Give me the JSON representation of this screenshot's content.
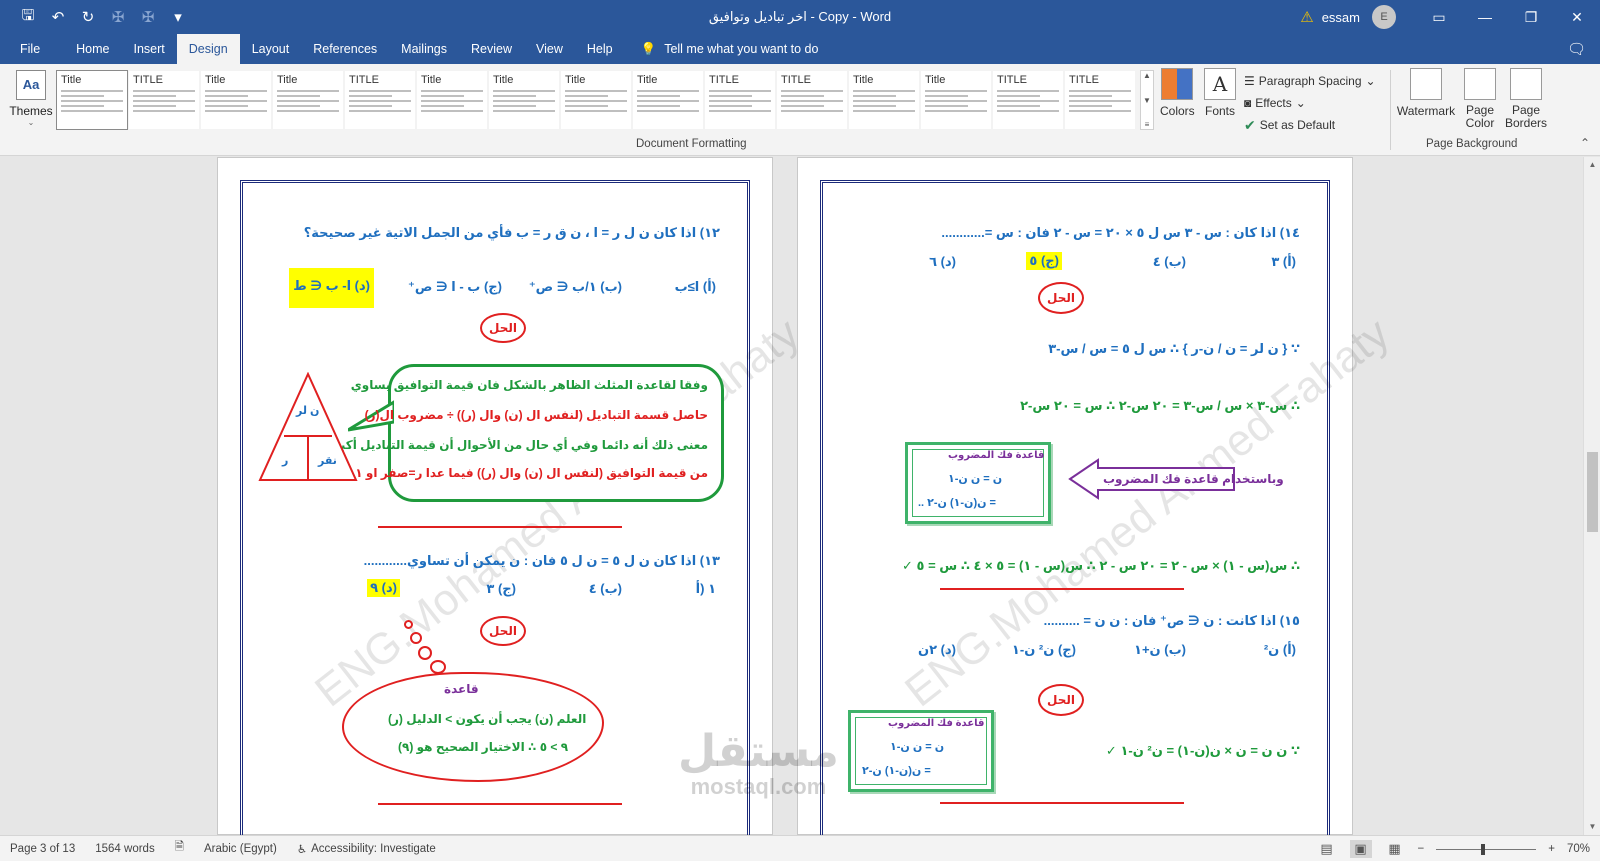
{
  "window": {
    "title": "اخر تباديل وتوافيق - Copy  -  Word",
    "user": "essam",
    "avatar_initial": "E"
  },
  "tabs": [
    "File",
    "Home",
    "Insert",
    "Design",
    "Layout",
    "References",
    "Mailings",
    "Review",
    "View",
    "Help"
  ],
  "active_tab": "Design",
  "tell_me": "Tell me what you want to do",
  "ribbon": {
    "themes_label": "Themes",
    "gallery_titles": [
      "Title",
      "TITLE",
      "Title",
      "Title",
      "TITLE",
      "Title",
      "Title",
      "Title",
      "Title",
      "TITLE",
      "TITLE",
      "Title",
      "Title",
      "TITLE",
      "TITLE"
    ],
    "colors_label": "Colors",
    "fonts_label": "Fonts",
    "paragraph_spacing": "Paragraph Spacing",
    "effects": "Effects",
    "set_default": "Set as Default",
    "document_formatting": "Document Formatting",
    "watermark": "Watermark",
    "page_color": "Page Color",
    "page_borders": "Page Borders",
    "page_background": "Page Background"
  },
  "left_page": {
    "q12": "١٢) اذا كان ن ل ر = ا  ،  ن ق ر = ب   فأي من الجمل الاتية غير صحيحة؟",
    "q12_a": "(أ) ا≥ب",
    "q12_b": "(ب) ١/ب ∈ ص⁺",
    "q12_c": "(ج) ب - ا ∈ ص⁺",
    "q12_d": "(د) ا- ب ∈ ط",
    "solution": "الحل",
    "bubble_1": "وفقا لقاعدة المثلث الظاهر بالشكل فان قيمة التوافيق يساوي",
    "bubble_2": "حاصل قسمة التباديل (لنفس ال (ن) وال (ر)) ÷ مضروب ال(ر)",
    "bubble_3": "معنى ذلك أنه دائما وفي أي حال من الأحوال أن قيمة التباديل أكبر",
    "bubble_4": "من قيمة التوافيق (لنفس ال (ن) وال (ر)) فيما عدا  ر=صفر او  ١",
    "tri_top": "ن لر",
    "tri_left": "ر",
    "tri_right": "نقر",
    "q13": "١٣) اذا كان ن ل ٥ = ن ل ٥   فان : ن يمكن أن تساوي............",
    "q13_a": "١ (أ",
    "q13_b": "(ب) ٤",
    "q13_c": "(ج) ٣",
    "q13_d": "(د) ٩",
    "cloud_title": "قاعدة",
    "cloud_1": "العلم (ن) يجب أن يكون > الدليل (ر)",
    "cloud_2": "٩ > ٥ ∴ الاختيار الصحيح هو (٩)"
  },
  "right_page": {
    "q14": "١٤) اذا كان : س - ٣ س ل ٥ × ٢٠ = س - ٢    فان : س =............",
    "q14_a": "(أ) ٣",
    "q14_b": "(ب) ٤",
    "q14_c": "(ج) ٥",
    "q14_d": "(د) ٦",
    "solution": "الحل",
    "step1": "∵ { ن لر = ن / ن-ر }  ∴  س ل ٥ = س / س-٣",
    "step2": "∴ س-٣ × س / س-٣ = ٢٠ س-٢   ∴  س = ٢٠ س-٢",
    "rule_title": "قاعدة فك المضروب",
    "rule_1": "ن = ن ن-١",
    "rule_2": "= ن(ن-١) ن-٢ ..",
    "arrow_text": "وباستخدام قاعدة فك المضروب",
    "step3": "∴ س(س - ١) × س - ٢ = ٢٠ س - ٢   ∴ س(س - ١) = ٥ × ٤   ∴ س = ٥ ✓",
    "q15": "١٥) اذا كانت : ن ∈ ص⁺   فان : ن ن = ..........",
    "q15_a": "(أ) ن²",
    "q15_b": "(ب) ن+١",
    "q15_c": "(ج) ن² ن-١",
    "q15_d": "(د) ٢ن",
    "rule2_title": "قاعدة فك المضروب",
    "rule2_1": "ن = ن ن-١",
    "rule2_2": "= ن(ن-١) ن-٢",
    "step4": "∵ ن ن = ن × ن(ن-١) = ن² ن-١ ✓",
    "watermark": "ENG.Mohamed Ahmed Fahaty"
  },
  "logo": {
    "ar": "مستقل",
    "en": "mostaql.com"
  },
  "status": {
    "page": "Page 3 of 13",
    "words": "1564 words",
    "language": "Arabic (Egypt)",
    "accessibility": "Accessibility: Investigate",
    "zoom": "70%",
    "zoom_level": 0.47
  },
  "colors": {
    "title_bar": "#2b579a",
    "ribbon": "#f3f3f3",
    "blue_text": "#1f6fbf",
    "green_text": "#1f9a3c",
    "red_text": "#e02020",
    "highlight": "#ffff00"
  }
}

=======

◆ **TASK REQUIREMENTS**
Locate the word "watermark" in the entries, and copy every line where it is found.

◆ **TASK RESPONSE**
    "watermark": "Watermark",
    "watermark": "ENG.Mohamed Ahmed Fahaty"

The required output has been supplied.